Has anyone ever given you a sarcastic “nice try” after you made a bad decision?
. . . or had a good intention go bad?
. . . or solved a problem, with a solution that caused another problem?
Most of us have had something like this happen, but usually, we only caused problems for ourselves, or maybe those around us. Hopefully, none of us will ever be compared with one of the most infamous “well-intentioned problem solvers” of the 20th century.
This man’s inventions caused the impairment and death of workers, poisoned the environment and even changed the makeup of Earth’s protective atmosphere!
American Thomas Midgley, Jr. was a mechanical and chemical engineer,
and an inventor who held over 100 patents.
But . . . Midgley also played a leading role in developing
2 of the most environmentally destructive substances ever known.
TEL Anti-Knock Gasoline Additive (Tetraethyl Lead)
The first was a gasoline additive that turned gasoline into leaded gasoline.
(In case you didn’t know, we actually added lead to gasoline, so “unleaded gas” is really just “gas”.)
General Motors hired a young Midgely in 1916, and in 1921 he was working at a GM subsidiary called Dayton Research Laboratories. Eventually, he discovered that adding tetraethyl lead (TEL) to gasoline fuel solved the problem of engine knock in GM’s new high compression engines.
Unfortunately, a lot of workers tasked with handling TEL developed lead poisoning, and there were at least 7 worker deaths in 1923 and 1924. Despite the health effects reported by workers, TEL became a major additive in the gasoline industry for decades. After decades of use, causing untold health and environmental damage, TEL was outlawed in Canada (1993) and the USA (1996).
It turned out that burning leaded gasoline put huge quantities of lead into the atmosphere. This has been linked to many serious long-term health problems, such as neurological damage. There may even be a connection to increases and decreases in urban violence and crime rates that closely follow the increases and decreases in TEL usage over the same time period.
Freon (chlorofluorocarbons, or CFCs)
Midgley struck again later in the 1920s, when he was part of the team that developed chlorofluorocarbons. CFCs were developed to replace the extremely dangerous refrigerants of the day, which were flammable, or explosive, or poisonous. The new CFCs were not flammable, and Midgley even inhaled CFC gas at public events to prove its safety. CFCs were eventually also used as propellant in spray cans of all kinds, and in materials like Styrofoam.
Unfortunately, again, his invention turned out to have serious unintended consequences, only this time, life on earth was potentially in jeopardy.
By the 1980s, it became known that CFCs had depleted the ozone layer high in the atmosphere, to the point where “holes” began to appear over the Polar Regions. The ozone layer blocks out UV radiation to protect the planet, and it was estimated that skin cancer rates had increased by 5% for every 1% decline in ozone.
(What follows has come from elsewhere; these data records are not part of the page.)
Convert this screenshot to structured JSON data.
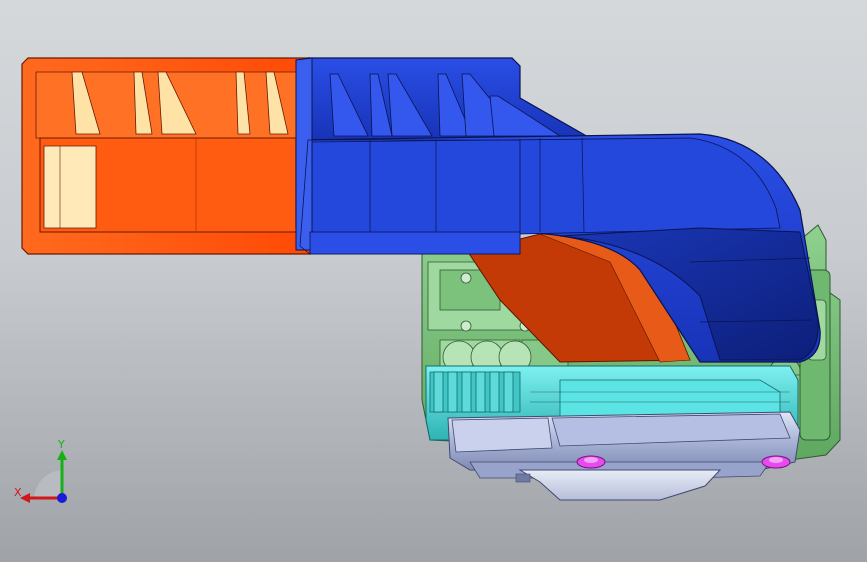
{
  "viewport": {
    "description_colors": {
      "background_top": "#d5d8db",
      "background_bottom": "#9fa3a8"
    },
    "parts": [
      {
        "name": "orange-shroud",
        "color": "#ff5a14"
      },
      {
        "name": "blue-duct",
        "color": "#1c3fd0"
      },
      {
        "name": "green-housing",
        "color": "#77c078"
      },
      {
        "name": "cyan-fan-ring",
        "color": "#46d2d2"
      },
      {
        "name": "grey-motor-base",
        "color": "#b9c2dd"
      },
      {
        "name": "magenta-fasteners",
        "color": "#e040e6"
      }
    ]
  },
  "triad": {
    "x_label": "X",
    "y_label": "Y",
    "x_color": "#d01818",
    "y_color": "#18b018",
    "z_color": "#1a1ad8"
  }
}
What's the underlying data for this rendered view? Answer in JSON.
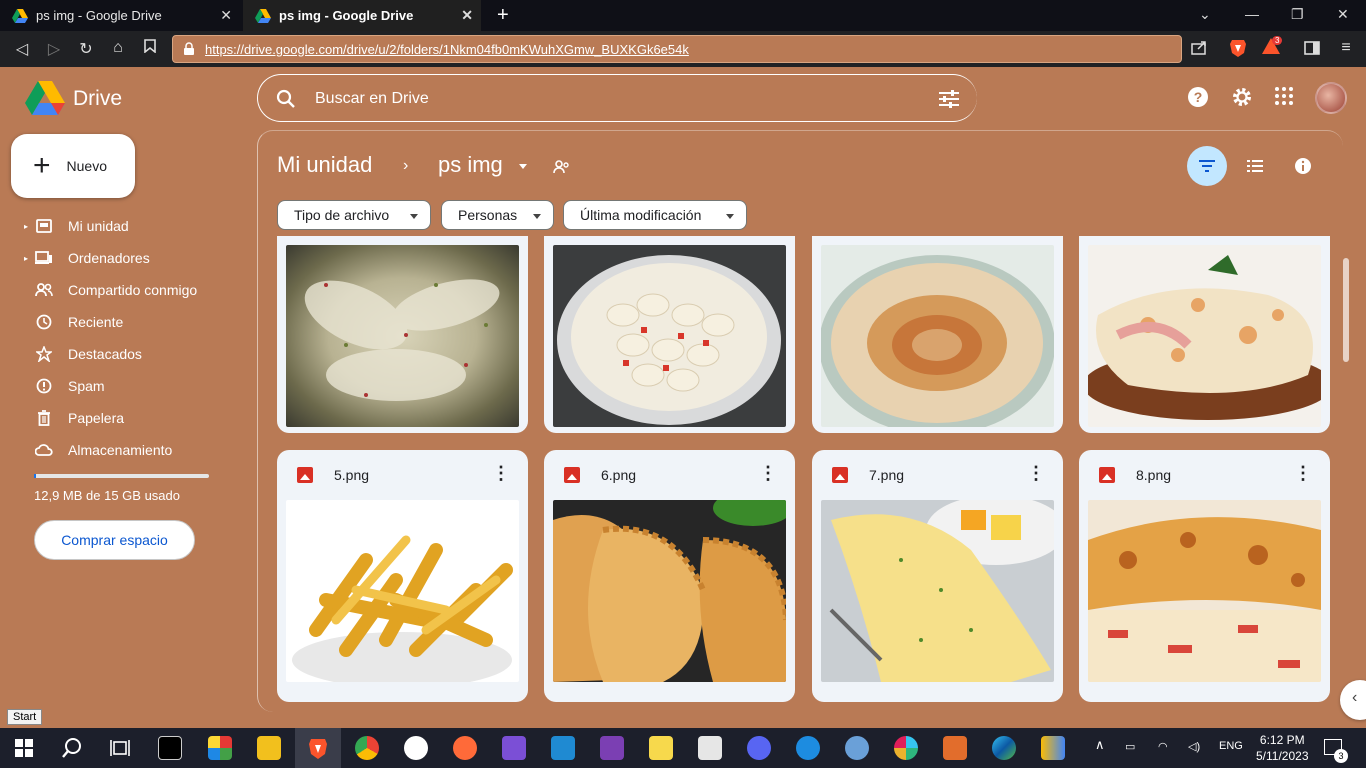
{
  "browser": {
    "tabs": [
      {
        "title": "ps img - Google Drive",
        "active": false
      },
      {
        "title": "ps img - Google Drive",
        "active": true
      }
    ],
    "url": "https://drive.google.com/drive/u/2/folders/1Nkm04fb0mKWuhXGmw_BUXKGk6e54k",
    "shield_badge": "3"
  },
  "app": {
    "name": "Drive",
    "search_placeholder": "Buscar en Drive"
  },
  "sidebar": {
    "new_label": "Nuevo",
    "items": [
      {
        "label": "Mi unidad",
        "icon": "drive-icon",
        "expandable": true
      },
      {
        "label": "Ordenadores",
        "icon": "computer-icon",
        "expandable": true
      },
      {
        "label": "Compartido conmigo",
        "icon": "people-icon",
        "expandable": false
      },
      {
        "label": "Reciente",
        "icon": "clock-icon",
        "expandable": false
      },
      {
        "label": "Destacados",
        "icon": "star-icon",
        "expandable": false
      },
      {
        "label": "Spam",
        "icon": "spam-icon",
        "expandable": false
      },
      {
        "label": "Papelera",
        "icon": "trash-icon",
        "expandable": false
      },
      {
        "label": "Almacenamiento",
        "icon": "cloud-icon",
        "expandable": false
      }
    ],
    "storage_text": "12,9 MB de 15 GB usado",
    "storage_fraction": 0.01,
    "buy_label": "Comprar espacio"
  },
  "breadcrumb": {
    "root": "Mi unidad",
    "current": "ps img"
  },
  "filters": [
    "Tipo de archivo",
    "Personas",
    "Última modificación"
  ],
  "files": [
    {
      "name": "",
      "kind": "chicken"
    },
    {
      "name": "",
      "kind": "beans"
    },
    {
      "name": "",
      "kind": "hummus"
    },
    {
      "name": "",
      "kind": "pizza-milanesa"
    },
    {
      "name": "5.png",
      "kind": "fries"
    },
    {
      "name": "6.png",
      "kind": "empanadas"
    },
    {
      "name": "7.png",
      "kind": "omelette"
    },
    {
      "name": "8.png",
      "kind": "lasagna"
    }
  ],
  "taskbar": {
    "start_tooltip": "Start",
    "language": "ENG",
    "time": "6:12 PM",
    "date": "5/11/2023",
    "notifications": "3"
  },
  "colors": {
    "theme_background": "#b97a55",
    "accent": "#0b57d0",
    "card_background": "#f0f4f9"
  }
}
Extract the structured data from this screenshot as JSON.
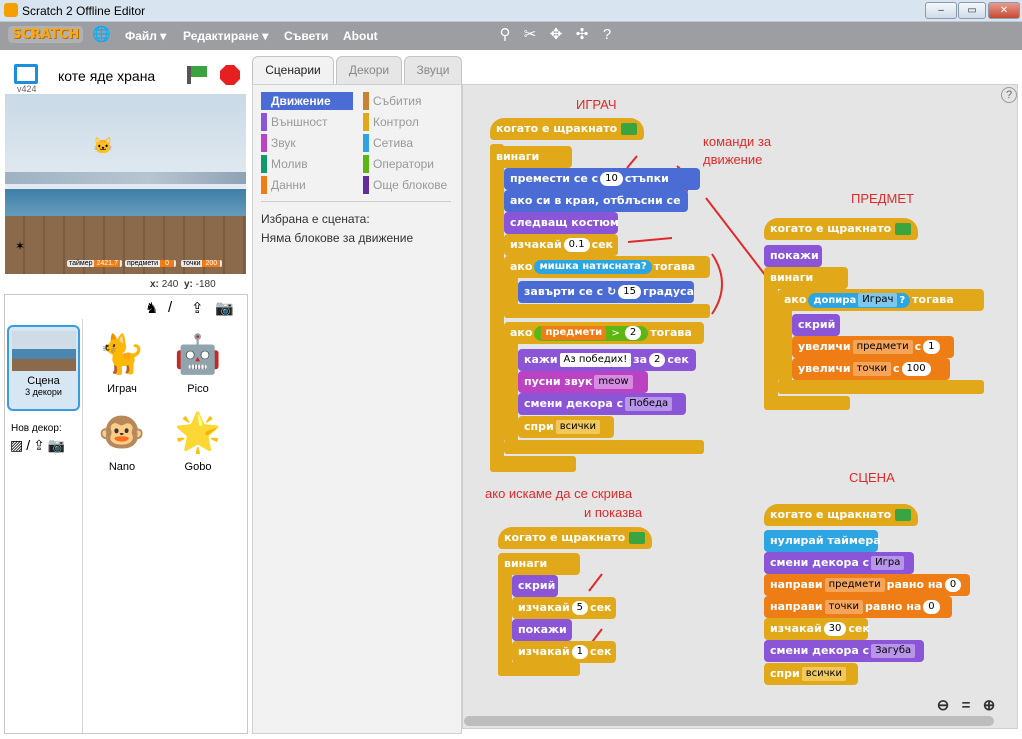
{
  "window": {
    "title": "Scratch 2 Offline Editor",
    "min": "–",
    "max": "▭",
    "close": "✕"
  },
  "menu": {
    "logo": "SCRATCH",
    "file": "Файл ▾",
    "edit": "Редактиране ▾",
    "tips": "Съвети",
    "about": "About"
  },
  "stage": {
    "project_name": "коте яде храна",
    "version": "v424",
    "x_label": "x:",
    "x": "240",
    "y_label": "y:",
    "y": "-180",
    "hud": {
      "timer_label": "таймер",
      "timer": "2421.7",
      "items_label": "предмети",
      "items": "0",
      "points_label": "точки",
      "points": "200"
    }
  },
  "sprites_panel": {
    "scene_label": "Сцена",
    "scene_sub": "3 декори",
    "new_backdrop": "Нов декор:",
    "sprites": [
      {
        "name": "Играч"
      },
      {
        "name": "Pico"
      },
      {
        "name": "Nano"
      },
      {
        "name": "Gobo"
      }
    ]
  },
  "tabs": {
    "scripts": "Сценарии",
    "costumes": "Декори",
    "sounds": "Звуци"
  },
  "categories": {
    "motion": "Движение",
    "looks": "Външност",
    "sound": "Звук",
    "pen": "Молив",
    "data": "Данни",
    "events": "Събития",
    "control": "Контрол",
    "sensing": "Сетива",
    "operators": "Оператори",
    "more": "Още блокове"
  },
  "palette_msg": {
    "line1": "Избрана е сцената:",
    "line2": "Няма блокове за движение"
  },
  "notes": {
    "player": "ИГРАЧ",
    "motion": "команди за",
    "motion2": "движение",
    "item": "ПРЕДМЕТ",
    "scene": "СЦЕНА",
    "hide1": "ако искаме да се скрива",
    "hide2": "и показва"
  },
  "s1": {
    "hat": "когато е щракнато",
    "forever": "винаги",
    "move": "премести се с",
    "move_n": "10",
    "steps": "стъпки",
    "bounce": "ако си в края, отблъсни се",
    "next": "следващ костюм",
    "wait": "изчакай",
    "wait_n": "0.1",
    "sec": "сек",
    "if": "ако",
    "mouse": "мишка натисната?",
    "then": "тогава",
    "turn": "завърти се с",
    "turn_n": "15",
    "deg": "градуса",
    "if2": "ако",
    "var": "предмети",
    "gt": ">",
    "two": "2",
    "then2": "тогава",
    "say": "кажи",
    "say_t": "Аз победих!",
    "for": "за",
    "say_n": "2",
    "sec2": "сек",
    "play": "пусни звук",
    "sound": "meow",
    "switch": "смени декора с",
    "backdrop": "Победа",
    "stop": "спри",
    "stop_o": "всички"
  },
  "s2": {
    "hat": "когато е щракнато",
    "show": "покажи",
    "forever": "винаги",
    "if": "ако",
    "touch": "допира",
    "touch_o": "Играч",
    "q": "?",
    "then": "тогава",
    "hide": "скрий",
    "inc": "увеличи",
    "var1": "предмети",
    "by": "с",
    "n1": "1",
    "var2": "точки",
    "n2": "100"
  },
  "s3": {
    "hat": "когато е щракнато",
    "forever": "винаги",
    "hide": "скрий",
    "wait": "изчакай",
    "n1": "5",
    "sec": "сек",
    "show": "покажи",
    "n2": "1"
  },
  "s4": {
    "hat": "когато е щракнато",
    "reset": "нулирай таймера",
    "switch": "смени декора с",
    "bd": "Игра",
    "set": "направи",
    "var1": "предмети",
    "eq": "равно на",
    "v1": "0",
    "var2": "точки",
    "v2": "0",
    "wait": "изчакай",
    "n": "30",
    "sec": "сек",
    "bd2": "Загуба",
    "stop": "спри",
    "stop_o": "всички"
  }
}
The entire world recognized this, and one of the most unanimous agreements in the histroy of the United Nations was signed in 1987. Called the Montreal Protocol, it brought the world together in the effort to ban CFCs and re-establish the ozone layer.
It appears we got lucky on this one, as the ozone layer seems to have recovered substantially.
nice try . . . please stop now
Midgley was a prolific inventor. Historians describe him as having had more impact on the Earth’s atmosphere than any other single organism in history. Apparently, though, most of that impact wound up being bad!!!
The Surprise Ending
Thomas Midgley Jr. contracted polio in 1940, leaving his legs disabled. Because of this, he decided to invent a hoist system to help him in and out of bed. By 1944 had a working model that he used himself.
Unfortunately, once again, one of his inventions had unintended and unforeseen results. On November 2, 1944, Midgley got tangled in his device’s cables and was strangled to death.
Nice try, Midgley . . .
Kevin Fox is a senior technical writer at Contendo.
He is a power engineer who has written process education programs for industrial clients since 2009.